"The lowest-paid employee has been earning 18,000 Zimbabwean dollars (ZWL). The government's award of 100 percent only takes that employee to 36,000 dollars plus the 175 U.S. dollars in allowances, which does not take that employee anywhere," said the source who declined to be named fearing victimization. As of Monday, the exchange rate was 1 U.S. dollar to 338.4921 ZWL.
Last week, the Zimbabwe Health Apex Council notified members of the public that its members would withdraw their services starting Monday, alleging that their employer -- the Health Service Board -- had also refused to meet them since April 2021.
Inflation had skyrocketed and is now greater than 130 percent, year on year, with the poverty datum line for a small family of six now standing at 133,000 ZWL which even the highest-earning healthcare worker could no longer meet.
Zimbabwe’s health workers have gone on a nationwide strike today demanding a living wage and better working conditions.
This film helps you to understand not only about today’s strike, but WHY doctors and nurses are not being paid decent salaries and where that money is going. pic.twitter.com/2Xl5abTJ35

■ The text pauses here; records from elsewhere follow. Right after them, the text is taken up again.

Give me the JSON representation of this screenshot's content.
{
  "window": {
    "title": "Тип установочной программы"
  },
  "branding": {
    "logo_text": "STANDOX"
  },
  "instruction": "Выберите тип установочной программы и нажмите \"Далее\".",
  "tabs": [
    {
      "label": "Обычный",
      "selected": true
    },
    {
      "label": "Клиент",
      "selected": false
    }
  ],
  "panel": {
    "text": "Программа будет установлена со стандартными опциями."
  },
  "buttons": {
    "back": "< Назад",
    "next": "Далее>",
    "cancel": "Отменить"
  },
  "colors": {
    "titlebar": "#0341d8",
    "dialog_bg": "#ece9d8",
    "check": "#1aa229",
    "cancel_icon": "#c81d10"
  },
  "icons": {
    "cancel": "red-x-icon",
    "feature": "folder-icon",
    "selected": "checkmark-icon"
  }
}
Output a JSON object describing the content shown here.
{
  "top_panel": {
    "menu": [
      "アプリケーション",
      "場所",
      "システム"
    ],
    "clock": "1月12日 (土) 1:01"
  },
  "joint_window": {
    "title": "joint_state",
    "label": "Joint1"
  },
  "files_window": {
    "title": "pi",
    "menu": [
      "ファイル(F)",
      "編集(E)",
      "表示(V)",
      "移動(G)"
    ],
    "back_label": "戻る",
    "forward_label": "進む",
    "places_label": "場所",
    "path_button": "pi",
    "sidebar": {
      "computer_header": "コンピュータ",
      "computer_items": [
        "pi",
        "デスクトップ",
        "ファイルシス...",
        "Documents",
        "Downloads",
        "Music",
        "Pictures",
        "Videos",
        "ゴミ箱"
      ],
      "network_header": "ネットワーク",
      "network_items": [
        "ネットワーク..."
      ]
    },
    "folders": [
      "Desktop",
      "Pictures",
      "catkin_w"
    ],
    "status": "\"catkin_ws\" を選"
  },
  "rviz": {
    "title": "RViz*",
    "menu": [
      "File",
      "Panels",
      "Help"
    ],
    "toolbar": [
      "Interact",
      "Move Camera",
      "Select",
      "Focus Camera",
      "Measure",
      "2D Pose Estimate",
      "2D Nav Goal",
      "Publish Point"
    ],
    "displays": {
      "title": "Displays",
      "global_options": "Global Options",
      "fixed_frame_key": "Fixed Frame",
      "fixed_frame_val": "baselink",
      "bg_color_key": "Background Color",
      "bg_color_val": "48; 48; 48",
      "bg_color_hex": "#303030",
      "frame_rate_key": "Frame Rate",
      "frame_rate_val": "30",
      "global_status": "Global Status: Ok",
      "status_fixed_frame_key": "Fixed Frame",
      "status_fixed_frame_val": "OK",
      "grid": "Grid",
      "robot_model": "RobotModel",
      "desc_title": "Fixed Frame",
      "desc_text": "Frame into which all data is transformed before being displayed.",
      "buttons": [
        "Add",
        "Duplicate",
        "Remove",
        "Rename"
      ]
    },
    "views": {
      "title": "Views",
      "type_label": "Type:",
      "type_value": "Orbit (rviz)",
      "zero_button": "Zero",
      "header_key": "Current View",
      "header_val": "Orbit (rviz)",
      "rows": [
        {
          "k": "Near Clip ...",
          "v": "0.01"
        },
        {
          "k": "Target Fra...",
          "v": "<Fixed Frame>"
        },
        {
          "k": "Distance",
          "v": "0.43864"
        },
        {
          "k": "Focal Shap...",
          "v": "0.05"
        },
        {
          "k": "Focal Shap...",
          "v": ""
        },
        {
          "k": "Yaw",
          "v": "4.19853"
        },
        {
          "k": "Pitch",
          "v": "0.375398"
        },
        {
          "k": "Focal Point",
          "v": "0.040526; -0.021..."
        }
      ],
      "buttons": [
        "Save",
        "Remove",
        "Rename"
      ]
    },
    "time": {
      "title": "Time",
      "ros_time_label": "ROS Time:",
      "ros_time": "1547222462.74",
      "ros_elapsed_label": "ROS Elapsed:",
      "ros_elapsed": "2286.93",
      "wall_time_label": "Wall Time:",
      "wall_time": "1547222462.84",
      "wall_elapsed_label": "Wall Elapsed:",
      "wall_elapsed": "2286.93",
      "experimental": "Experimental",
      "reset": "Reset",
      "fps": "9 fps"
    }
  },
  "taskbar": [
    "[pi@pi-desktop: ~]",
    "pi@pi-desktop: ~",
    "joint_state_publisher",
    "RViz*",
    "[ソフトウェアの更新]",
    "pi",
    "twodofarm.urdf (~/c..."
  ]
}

"As the government health workers of Zimbabwe, it is with regret that we inform the general public that we have taken a decision to withdraw our labor effective Monday, June 20, 2022, " said the Council said in the notice.
"It is not a decision that was taken lightly, we are fully cognizant of the human costs related to any action of this kind but the conditions of service, specifically the remuneration of healthcare workers are presently so poor that most health workers can no longer afford the service they provide and nor are they able to look after and fend for their families," it added.
"The decision to withdraw service has only come after repeated efforts to engage the employer, the Health Service Board and the Ministry of Health and Childcare, pleading with them to review the conditions of service of health workers."
The government last week said it had increased workers' salaries by 100 percent starting July, with a promise to continue to review the workers' salaries in line with the prevailing economic conditions. Minister of Public Service, Labor and Social Welfare Paul Mavima said a meeting between the government and its workers was scheduled for this week.